Research In Motion has now officially announced Blackberry 10 OS. The software was debuted at the Blackberry World Conference by the RIM CEO himself, Thorsten Heins. Just as we reported in gadget news, the company didn’t unveil any new device. Instead he revealed the key features of their next-generation mobile platform and last glimmer of hope – Blackberry 10 OS.
As you may have noticed, Blackberry 10 Dev Alpha – the developer-only phone – hints the possibility of a full capacitive touch-screen on RIM’s next flagship phone. The conference confirms just that where the on-screen keyboard of Blackberry 10 was detailed. Vivek Bhardwaj, Head of Software Portfolio at RIM, said the on-screen keyboard has a “modeling algorithm” tailored to users. It looks pretty much like the traditional Blackberry keyboard without the bulging keys. Several intuitive features have been integrated into the on-screen keyboard of Blackberry 10 OS. If you swipe the keyboard up or down, shortcuts to symbols and numbers will appear. Swiping backwards would delete the last typed word. Word suggestions will appear on top of the letters whenever you’re typing and motioning a swipe upward would add them to the message body.

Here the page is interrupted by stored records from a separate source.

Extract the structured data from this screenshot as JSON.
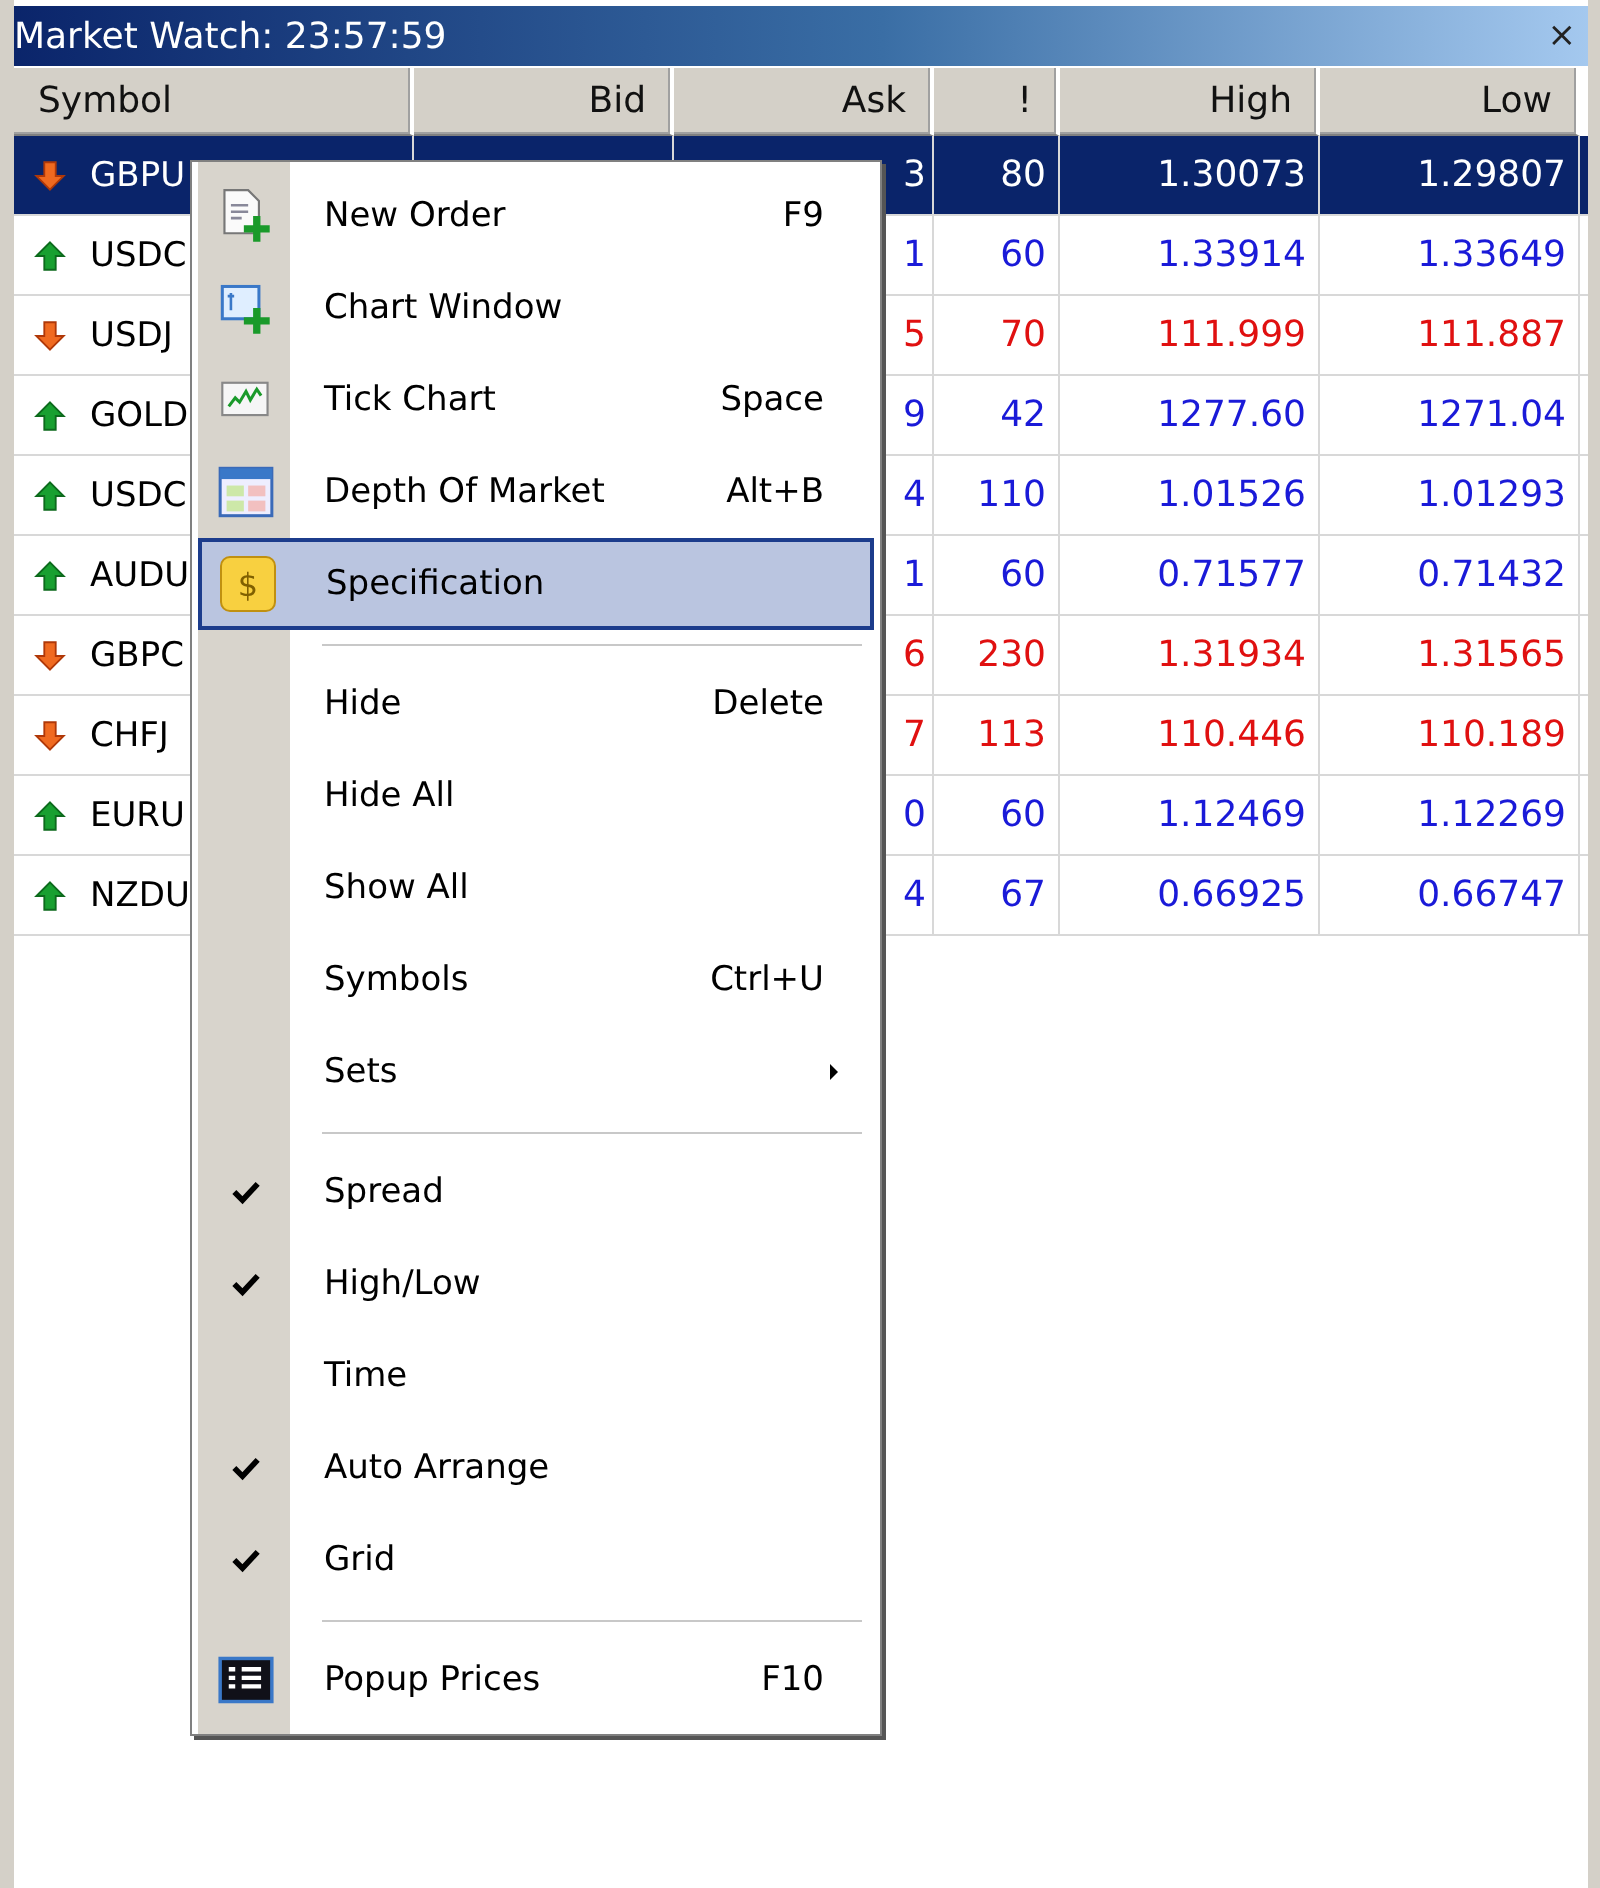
{
  "window": {
    "title": "Market Watch: 23:57:59",
    "close": "×"
  },
  "table": {
    "columns": [
      "Symbol",
      "Bid",
      "Ask",
      "!",
      "High",
      "Low"
    ],
    "rows": [
      {
        "symbol": "GBPU",
        "rising": false,
        "ask": "3",
        "spread": "80",
        "high": "1.30073",
        "low": "1.29807",
        "selected": true
      },
      {
        "symbol": "USDC",
        "rising": true,
        "ask": "1",
        "spread": "60",
        "high": "1.33914",
        "low": "1.33649",
        "selected": false
      },
      {
        "symbol": "USDJ",
        "rising": false,
        "ask": "5",
        "spread": "70",
        "high": "111.999",
        "low": "111.887",
        "selected": false
      },
      {
        "symbol": "GOLD",
        "rising": true,
        "ask": "9",
        "spread": "42",
        "high": "1277.60",
        "low": "1271.04",
        "selected": false
      },
      {
        "symbol": "USDC",
        "rising": true,
        "ask": "4",
        "spread": "110",
        "high": "1.01526",
        "low": "1.01293",
        "selected": false
      },
      {
        "symbol": "AUDU",
        "rising": true,
        "ask": "1",
        "spread": "60",
        "high": "0.71577",
        "low": "0.71432",
        "selected": false
      },
      {
        "symbol": "GBPC",
        "rising": false,
        "ask": "6",
        "spread": "230",
        "high": "1.31934",
        "low": "1.31565",
        "selected": false
      },
      {
        "symbol": "CHFJ",
        "rising": false,
        "ask": "7",
        "spread": "113",
        "high": "110.446",
        "low": "110.189",
        "selected": false
      },
      {
        "symbol": "EURU",
        "rising": true,
        "ask": "0",
        "spread": "60",
        "high": "1.12469",
        "low": "1.12269",
        "selected": false
      },
      {
        "symbol": "NZDU",
        "rising": true,
        "ask": "4",
        "spread": "67",
        "high": "0.66925",
        "low": "0.66747",
        "selected": false
      }
    ]
  },
  "context_menu": {
    "items": [
      {
        "kind": "item",
        "label": "New Order",
        "shortcut": "F9",
        "checked": false,
        "selected": false
      },
      {
        "kind": "item",
        "label": "Chart Window",
        "checked": false,
        "selected": false
      },
      {
        "kind": "item",
        "label": "Tick Chart",
        "shortcut": "Space",
        "checked": false,
        "selected": false
      },
      {
        "kind": "item",
        "label": "Depth Of Market",
        "shortcut": "Alt+B",
        "checked": false,
        "selected": false
      },
      {
        "kind": "item",
        "label": "Specification",
        "icon_text": "$",
        "checked": false,
        "selected": true
      },
      {
        "kind": "separator"
      },
      {
        "kind": "item",
        "label": "Hide",
        "shortcut": "Delete",
        "checked": false,
        "selected": false
      },
      {
        "kind": "item",
        "label": "Hide All",
        "checked": false,
        "selected": false
      },
      {
        "kind": "item",
        "label": "Show All",
        "checked": false,
        "selected": false
      },
      {
        "kind": "item",
        "label": "Symbols",
        "shortcut": "Ctrl+U",
        "checked": false,
        "selected": false
      },
      {
        "kind": "item",
        "label": "Sets",
        "submenu": true,
        "checked": false,
        "selected": false
      },
      {
        "kind": "separator"
      },
      {
        "kind": "item",
        "label": "Spread",
        "checked": true,
        "selected": false
      },
      {
        "kind": "item",
        "label": "High/Low",
        "checked": true,
        "selected": false
      },
      {
        "kind": "item",
        "label": "Time",
        "checked": false,
        "selected": false
      },
      {
        "kind": "item",
        "label": "Auto Arrange",
        "checked": true,
        "selected": false
      },
      {
        "kind": "item",
        "label": "Grid",
        "checked": true,
        "selected": false
      },
      {
        "kind": "separator"
      },
      {
        "kind": "item",
        "label": "Popup Prices",
        "shortcut": "F10",
        "checked": false,
        "selected": false
      }
    ]
  }
}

Current users of Blackberry may not be too eager with next-generation devices now. After all, physical keyboard was one of the key selling points of Blackberry phones. But today’s market demands for touch-screen smartphones continue to increase. RIM may not completely let go of physical keyboards just yet but launching a full touch-screen phone as their flagship device would make a statement.
Current-generation Blackberry 7 smartphones have continuous autofocus. Blackberry 10 OS finally brings tap-to-focus on the table as a camera feature. Tapping anywhere on the screen would allow a lens the lens to focus on your desired subject before shooting a picture.
The notification system on Blackberry 10 involves a swiping gesture wherein you can access notifications from any app by swiping sideways and keeping fingers on the screen. RIM calls this “glancing.” From the notifications sidebar you can choose to continue or leave a running app and switch to another – like multitasking. Swiping gestures also enables users to flow across three apps at most. In order for this to work, apps must be running in real time.